ASIC has called on superannuation trustees to provide helpful and balanced communications to their members regarding the Protecting Your Super package (PYSP) of reforms, which are due to take effect on 1 July 2019.
The PYSP reforms are designed to protect the superannuation savings of Australians from erosion due to inappropriate fees and insurance premiums as well as reduce unintended multiple low balance accounts. The reforms involve the following changes:
- Insurance will be opt-in for members whose accounts have been inactive for 16 months.
- Fund members with balances under $6,000 whose accounts have been inactive for 16 months will have their accounts paid to the Australian Tax Office (ATO). The ATO will take proactive steps to consolidate this with the members’ active super fund.
- Fee caps will be imposed on certain fees for account balances under $6,000.
- Exit fees will not be charged for moving money from a superannuation account.
ASIC Commissioner Danielle Press said, ‘Erosion of superannuation through unnecessary fees and premiums for potentially unsuitable insurance is a significant issue for many Australians.
‘Most consumers are not aware of the fees and insurance premiums charged to their superannuation accounts or the steps they can take to avoid unnecessary reduction in their super balance.
‘The PYSP changes will encourage the consolidation of multiple low-balance superannuation accounts and help ensure members have insurance arrangements that are suitable for them without unnecessarily eroding their super balance,’ Ms Press said.
In its recent communication to superannuation industry associations, ASIC reinforced that any information provided to members in implementing the changes is balanced and factual, not misleading.
Ms Press said, ‘ASIC expects superannuation trustees to implement the changes in a timely manner and communicate responsibly – their communications need to help their members.

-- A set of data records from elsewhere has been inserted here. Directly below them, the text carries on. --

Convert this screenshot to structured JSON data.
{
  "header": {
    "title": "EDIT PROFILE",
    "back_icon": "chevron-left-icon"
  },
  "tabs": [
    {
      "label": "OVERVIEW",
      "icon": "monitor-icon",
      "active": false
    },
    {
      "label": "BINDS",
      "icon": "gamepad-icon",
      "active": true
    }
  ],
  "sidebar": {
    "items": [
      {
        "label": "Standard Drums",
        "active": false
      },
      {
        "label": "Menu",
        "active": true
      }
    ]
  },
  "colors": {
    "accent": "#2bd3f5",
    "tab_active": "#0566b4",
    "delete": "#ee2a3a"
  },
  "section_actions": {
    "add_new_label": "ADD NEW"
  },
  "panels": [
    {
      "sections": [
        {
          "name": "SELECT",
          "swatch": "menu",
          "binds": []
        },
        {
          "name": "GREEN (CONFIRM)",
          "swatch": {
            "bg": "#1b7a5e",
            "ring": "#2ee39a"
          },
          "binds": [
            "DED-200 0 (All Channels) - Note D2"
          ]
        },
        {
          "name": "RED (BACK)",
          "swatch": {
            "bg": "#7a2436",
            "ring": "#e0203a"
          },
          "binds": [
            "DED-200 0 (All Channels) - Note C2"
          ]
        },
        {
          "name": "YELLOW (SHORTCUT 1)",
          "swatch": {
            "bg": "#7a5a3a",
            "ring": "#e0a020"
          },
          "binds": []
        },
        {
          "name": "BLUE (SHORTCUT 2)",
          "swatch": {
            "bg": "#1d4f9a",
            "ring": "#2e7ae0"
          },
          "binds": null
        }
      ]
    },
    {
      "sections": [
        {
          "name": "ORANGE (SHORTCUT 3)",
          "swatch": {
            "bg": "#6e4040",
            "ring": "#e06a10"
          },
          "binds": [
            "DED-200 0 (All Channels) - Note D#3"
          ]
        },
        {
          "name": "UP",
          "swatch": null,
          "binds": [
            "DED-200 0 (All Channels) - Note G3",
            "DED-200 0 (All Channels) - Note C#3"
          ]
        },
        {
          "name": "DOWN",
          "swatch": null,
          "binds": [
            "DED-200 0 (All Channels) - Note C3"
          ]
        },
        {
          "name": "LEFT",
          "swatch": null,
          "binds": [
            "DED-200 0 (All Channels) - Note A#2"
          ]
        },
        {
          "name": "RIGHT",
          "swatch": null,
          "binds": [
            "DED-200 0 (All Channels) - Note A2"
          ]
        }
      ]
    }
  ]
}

‘It is not appropriate for trustees to encourage all members to maintain insurance – many members with inactive accounts will be better off allowing the insurance to lapse. Similarly, trustees should not be urging all members with low-balance accounts to keep their account within the fund as this may not be in the best interests of members,’ Ms Press said.
ASIC may take action in relation to trustees’ communications regarding the PYSP where trustees break the law through misleading communications.
‘How a trustee communicates with their members about the PYSP changes will give us an indication of the trustee’s commitment to members’ best interests,’ Ms Press said.
ASIC is working closely with the Australian Prudential Regulation Authority and the ATO to ensure the PYSP legislative changes are implemented appropriately.
The changes mean that the ATO has the power to reunite members with any lost super that the ATO holds. The ATO estimates that approximately three million accounts worth approximately $6 billion will be proactively consolidated as a result of these reforms.
ASIC has also provided consumer information on the PYSP changes on its MoneySmart website at the following links:
Treasury Laws Amendment (Protecting Your Superannuation Package) Act 2019 received royal assent on 12 March and associated regulations commenced on 6 April 2019.
The relevant Explanatory Memorandum identifies a number of reasons for the legislative changes, including that consumers have typically shown high levels of disengagement towards superannuation and often have multiple superannuation accounts, which means multiple sets of fees and insurance premiums.
The recent Productivity Commission’s Superannuation: Assessing Efficiency and Competitiveness report found that one third of all accounts (approximately 10 million) are unintended duplicate accounts, eroding member benefits by up to $2.6 billion each year in unnecessary fees and insurance.
The Commission also noted that balance erosion as a result of insurance premiums and multiple accounts may have a significant effect on the retirement outcomes of consumers. For instance, the report indicated that for many low-income members, their super balance at retirement could be eroded by 14 per cent because of inappropriate insurance premiums.